#### Description of the task
If a record holds a picture, omit that picture and copy everything else exactly.

#### Task input
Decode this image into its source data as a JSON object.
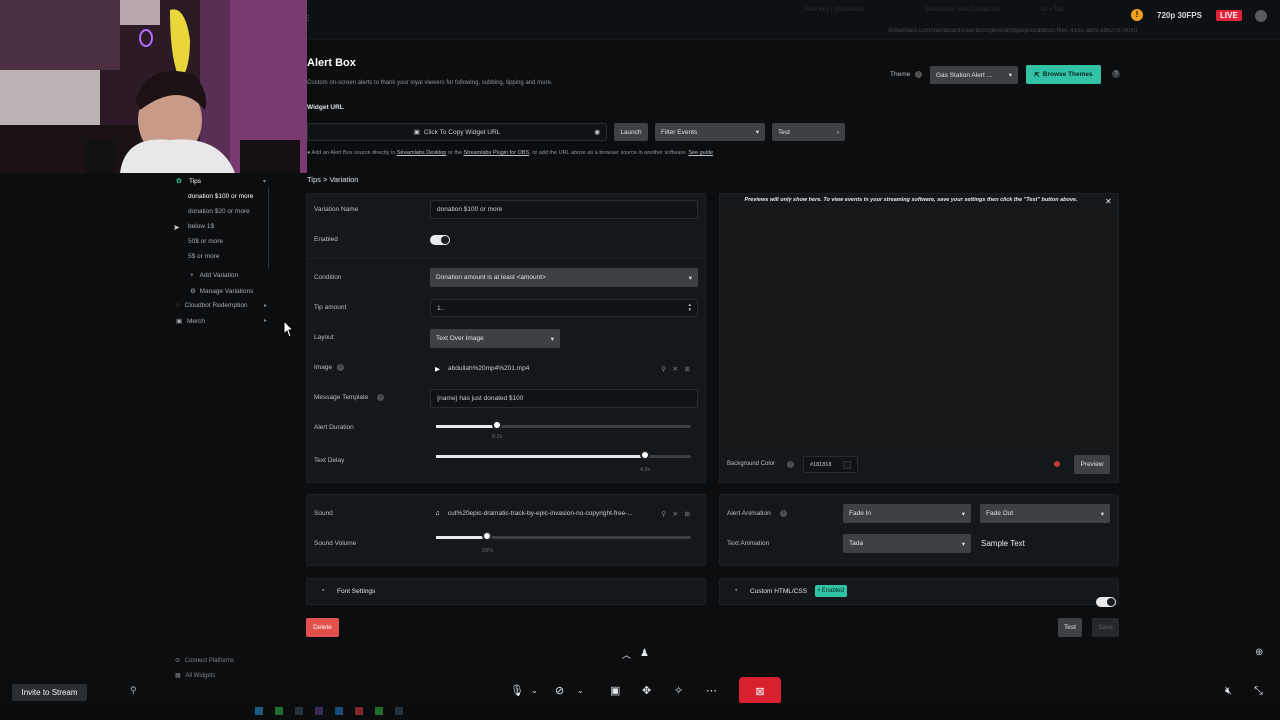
{
  "browser": {
    "tabs": [
      "Alert Box | Streamlabs",
      "Streamlabs Web Dashboard",
      "Alt + Tab"
    ],
    "url": "streamlabs.com/dashboard#/alertbox/general/tipping/localid/82-f6ec-4162-abc9-bb62797d0f0f",
    "stream_quality": "720p 30FPS",
    "live_label": "LIVE"
  },
  "page": {
    "title": "Alert Box",
    "subtitle": "Custom on-screen alerts to thank your loyal viewers for following, subbing, tipping and more.",
    "theme_label": "Theme",
    "theme_value": "Gas Station Alert ...",
    "browse_themes": "Browse Themes",
    "widget_url_label": "Widget URL",
    "copy_url": "Click To Copy Widget URL",
    "launch": "Launch",
    "filter_events": "Filter Events",
    "test_dropdown": "Test",
    "hint_prefix": "Add an Alert Box source directly in ",
    "hint_link1": "Streamlabs Desktop",
    "hint_mid": " or the ",
    "hint_link2": "Streamlabs Plugin for OBS",
    "hint_suffix": ", or add the URL above as a browser source in another software. ",
    "hint_link3": "See guide",
    "breadcrumb": "Tips > Variation"
  },
  "sidebar": {
    "group": "Tips",
    "items": [
      {
        "label": "donation $100 or more",
        "active": true
      },
      {
        "label": "donation $20 or more"
      },
      {
        "label": "below 1$"
      },
      {
        "label": "50$ or more"
      },
      {
        "label": "5$ or more"
      }
    ],
    "add_variation": "Add Variation",
    "manage_variations": "Manage Variations",
    "cloudbot": "Cloudbot Redemption",
    "merch": "Merch",
    "connect_platforms": "Connect Platforms",
    "all_widgets": "All Widgets"
  },
  "form": {
    "variation_name_label": "Variation Name",
    "variation_name_value": "donation $100 or more",
    "enabled_label": "Enabled",
    "condition_label": "Condition",
    "condition_value": "Donation amount is at least <amount>",
    "tip_amount_label": "Tip amount",
    "tip_amount_value": "1..",
    "layout_label": "Layout",
    "layout_value": "Text Over Image",
    "image_label": "Image",
    "image_value": "abdullah%20mp4%201.mp4",
    "message_template_label": "Message Template",
    "message_template_value": "{name} has just donated $100",
    "alert_duration_label": "Alert Duration",
    "alert_duration_value": "8.2s",
    "alert_duration_fraction": 0.24,
    "text_delay_label": "Text Delay",
    "text_delay_value": "4.9s",
    "text_delay_fraction": 0.82,
    "sound_label": "Sound",
    "sound_value": "cut%20epic-dramatic-track-by-epic-invasion-no-copyright-free-...",
    "sound_volume_label": "Sound Volume",
    "sound_volume_value": "20%",
    "sound_volume_fraction": 0.2,
    "font_settings": "Font Settings",
    "delete": "Delete"
  },
  "preview": {
    "notice": "Previews will only show here. To view events in your streaming software, save your settings then click the \"Test\" button above.",
    "bg_color_label": "Background Color",
    "bg_color_value": "#181818",
    "preview_button": "Preview",
    "alert_animation_label": "Alert Animation",
    "alert_anim_in": "Fade In",
    "alert_anim_out": "Fade Out",
    "text_animation_label": "Text Animation",
    "text_animation_value": "Tada",
    "sample_text": "Sample Text",
    "custom_html": "Custom HTML/CSS",
    "enabled_badge": "• Enabled",
    "test": "Test",
    "save": "Save"
  },
  "bottom": {
    "invite": "Invite to Stream"
  },
  "colors": {
    "accent_green": "#32c3a6",
    "live_red": "#e0223a",
    "delete_red": "#e2504c",
    "end_call_red": "#d9202e"
  }
}
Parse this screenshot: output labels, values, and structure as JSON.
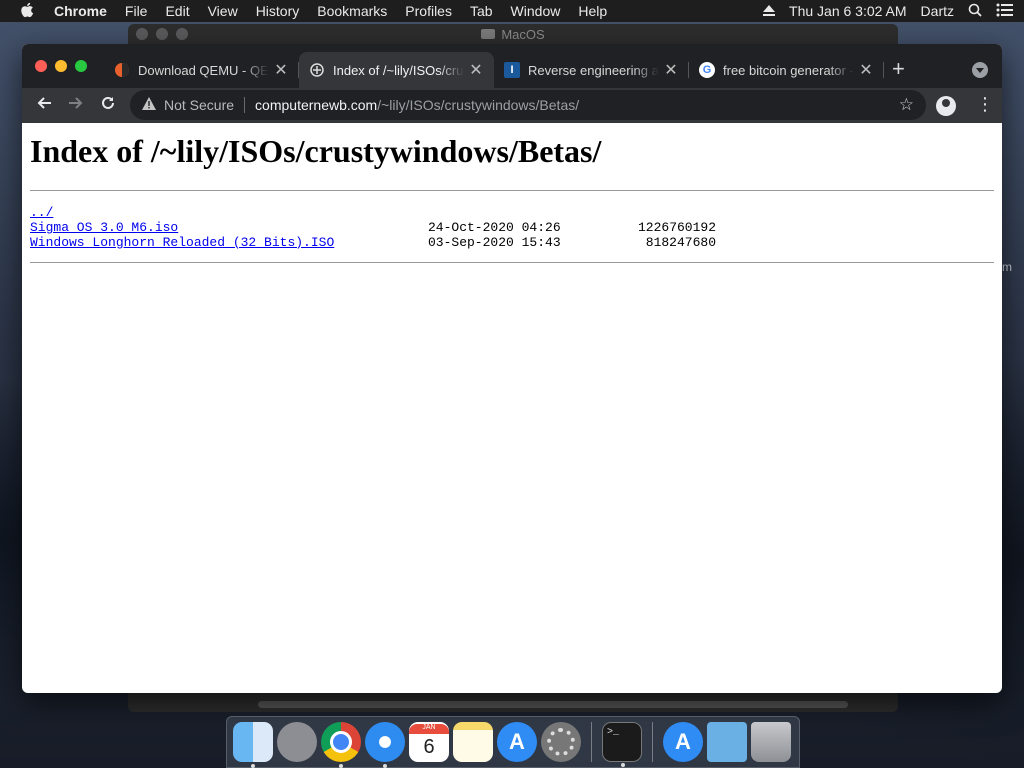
{
  "menubar": {
    "app_name": "Chrome",
    "items": [
      "File",
      "Edit",
      "View",
      "History",
      "Bookmarks",
      "Profiles",
      "Tab",
      "Window",
      "Help"
    ],
    "clock": "Thu Jan 6  3:02 AM",
    "user": "Dartz",
    "icons": [
      "apple-icon",
      "eject-icon",
      "spotlight-icon",
      "control-center-icon"
    ]
  },
  "bg_window": {
    "title": "MacOS"
  },
  "desktop": {
    "side_text": "m"
  },
  "browser": {
    "tabs": [
      {
        "title": "Download QEMU - QEMU",
        "favicon": "qemu-icon",
        "active": false
      },
      {
        "title": "Index of /~lily/ISOs/crustywindows/Betas/",
        "favicon": "site-icon",
        "active": true
      },
      {
        "title": "Reverse engineering and",
        "favicon": "I",
        "active": false
      },
      {
        "title": "free bitcoin generator - Google Search",
        "favicon": "G",
        "active": false
      }
    ],
    "new_tab_label": "+",
    "security_label": "Not Secure",
    "url_host": "computernewb.com",
    "url_path": "/~lily/ISOs/crustywindows/Betas/"
  },
  "page": {
    "heading": "Index of /~lily/ISOs/crustywindows/Betas/",
    "parent_link": "../",
    "files": [
      {
        "name": "Sigma OS 3.0 M6.iso",
        "date": "24-Oct-2020 04:26",
        "size": "1226760192"
      },
      {
        "name": "Windows Longhorn Reloaded (32 Bits).ISO",
        "date": "03-Sep-2020 15:43",
        "size": "818247680"
      }
    ]
  },
  "dock": {
    "calendar_month": "JAN",
    "calendar_day": "6",
    "items": [
      "finder",
      "launchpad",
      "chrome",
      "safari",
      "calendar",
      "notes",
      "app-store",
      "system-preferences",
      "terminal",
      "downloads",
      "folder",
      "trash"
    ]
  }
}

#### Exercise solution
Decode this image into its source data as a JSON object.
{
  "browser": {
    "tabs": [
      "Alert Box | Streamlabs",
      "Streamlabs Web Dashboard",
      "Alt + Tab"
    ],
    "url": "streamlabs.com/dashboard#/alertbox/general/tipping/localid/82-f6ec-4162-abc9-bb62797d0f0f",
    "stream_quality": "720p 30FPS",
    "live_label": "LIVE"
  },
  "page": {
    "title": "Alert Box",
    "subtitle": "Custom on-screen alerts to thank your loyal viewers for following, subbing, tipping and more.",
    "theme_label": "Theme",
    "theme_value": "Gas Station Alert ...",
    "browse_themes": "Browse Themes",
    "widget_url_label": "Widget URL",
    "copy_url": "Click To Copy Widget URL",
    "launch": "Launch",
    "filter_events": "Filter Events",
    "test_dropdown": "Test",
    "hint_prefix": "Add an Alert Box source directly in ",
    "hint_link1": "Streamlabs Desktop",
    "hint_mid": " or the ",
    "hint_link2": "Streamlabs Plugin for OBS",
    "hint_suffix": ", or add the URL above as a browser source in another software. ",
    "hint_link3": "See guide",
    "breadcrumb": "Tips > Variation"
  },
  "sidebar": {
    "group": "Tips",
    "items": [
      {
        "label": "donation $100 or more",
        "active": true
      },
      {
        "label": "donation $20 or more"
      },
      {
        "label": "below 1$"
      },
      {
        "label": "50$ or more"
      },
      {
        "label": "5$ or more"
      }
    ],
    "add_variation": "Add Variation",
    "manage_variations": "Manage Variations",
    "cloudbot": "Cloudbot Redemption",
    "merch": "Merch",
    "connect_platforms": "Connect Platforms",
    "all_widgets": "All Widgets"
  },
  "form": {
    "variation_name_label": "Variation Name",
    "variation_name_value": "donation $100 or more",
    "enabled_label": "Enabled",
    "condition_label": "Condition",
    "condition_value": "Donation amount is at least <amount>",
    "tip_amount_label": "Tip amount",
    "tip_amount_value": "1..",
    "layout_label": "Layout",
    "layout_value": "Text Over Image",
    "image_label": "Image",
    "image_value": "abdullah%20mp4%201.mp4",
    "message_template_label": "Message Template",
    "message_template_value": "{name} has just donated $100",
    "alert_duration_label": "Alert Duration",
    "alert_duration_value": "8.2s",
    "alert_duration_fraction": 0.24,
    "text_delay_label": "Text Delay",
    "text_delay_value": "4.9s",
    "text_delay_fraction": 0.82,
    "sound_label": "Sound",
    "sound_value": "cut%20epic-dramatic-track-by-epic-invasion-no-copyright-free-...",
    "sound_volume_label": "Sound Volume",
    "sound_volume_value": "20%",
    "sound_volume_fraction": 0.2,
    "font_settings": "Font Settings",
    "delete": "Delete"
  },
  "preview": {
    "notice": "Previews will only show here. To view events in your streaming software, save your settings then click the \"Test\" button above.",
    "bg_color_label": "Background Color",
    "bg_color_value": "#181818",
    "preview_button": "Preview",
    "alert_animation_label": "Alert Animation",
    "alert_anim_in": "Fade In",
    "alert_anim_out": "Fade Out",
    "text_animation_label": "Text Animation",
    "text_animation_value": "Tada",
    "sample_text": "Sample Text",
    "custom_html": "Custom HTML/CSS",
    "enabled_badge": "• Enabled",
    "test": "Test",
    "save": "Save"
  },
  "bottom": {
    "invite": "Invite to Stream"
  },
  "colors": {
    "accent_green": "#32c3a6",
    "live_red": "#e0223a",
    "delete_red": "#e2504c",
    "end_call_red": "#d9202e"
  }
}
Parse this screenshot: output labels, values, and structure as JSON.
{
  "menubar": {
    "app_name": "Chrome",
    "items": [
      "File",
      "Edit",
      "View",
      "History",
      "Bookmarks",
      "Profiles",
      "Tab",
      "Window",
      "Help"
    ],
    "clock": "Thu Jan 6  3:02 AM",
    "user": "Dartz",
    "icons": [
      "apple-icon",
      "eject-icon",
      "spotlight-icon",
      "control-center-icon"
    ]
  },
  "bg_window": {
    "title": "MacOS"
  },
  "desktop": {
    "side_text": "m"
  },
  "browser": {
    "tabs": [
      {
        "title": "Download QEMU - QEMU",
        "favicon": "qemu-icon",
        "active": false
      },
      {
        "title": "Index of /~lily/ISOs/crustywindows/Betas/",
        "favicon": "site-icon",
        "active": true
      },
      {
        "title": "Reverse engineering and",
        "favicon": "I",
        "active": false
      },
      {
        "title": "free bitcoin generator - Google Search",
        "favicon": "G",
        "active": false
      }
    ],
    "new_tab_label": "+",
    "security_label": "Not Secure",
    "url_host": "computernewb.com",
    "url_path": "/~lily/ISOs/crustywindows/Betas/"
  },
  "page": {
    "heading": "Index of /~lily/ISOs/crustywindows/Betas/",
    "parent_link": "../",
    "files": [
      {
        "name": "Sigma OS 3.0 M6.iso",
        "date": "24-Oct-2020 04:26",
        "size": "1226760192"
      },
      {
        "name": "Windows Longhorn Reloaded (32 Bits).ISO",
        "date": "03-Sep-2020 15:43",
        "size": "818247680"
      }
    ]
  },
  "dock": {
    "calendar_month": "JAN",
    "calendar_day": "6",
    "items": [
      "finder",
      "launchpad",
      "chrome",
      "safari",
      "calendar",
      "notes",
      "app-store",
      "system-preferences",
      "terminal",
      "downloads",
      "folder",
      "trash"
    ]
  }
}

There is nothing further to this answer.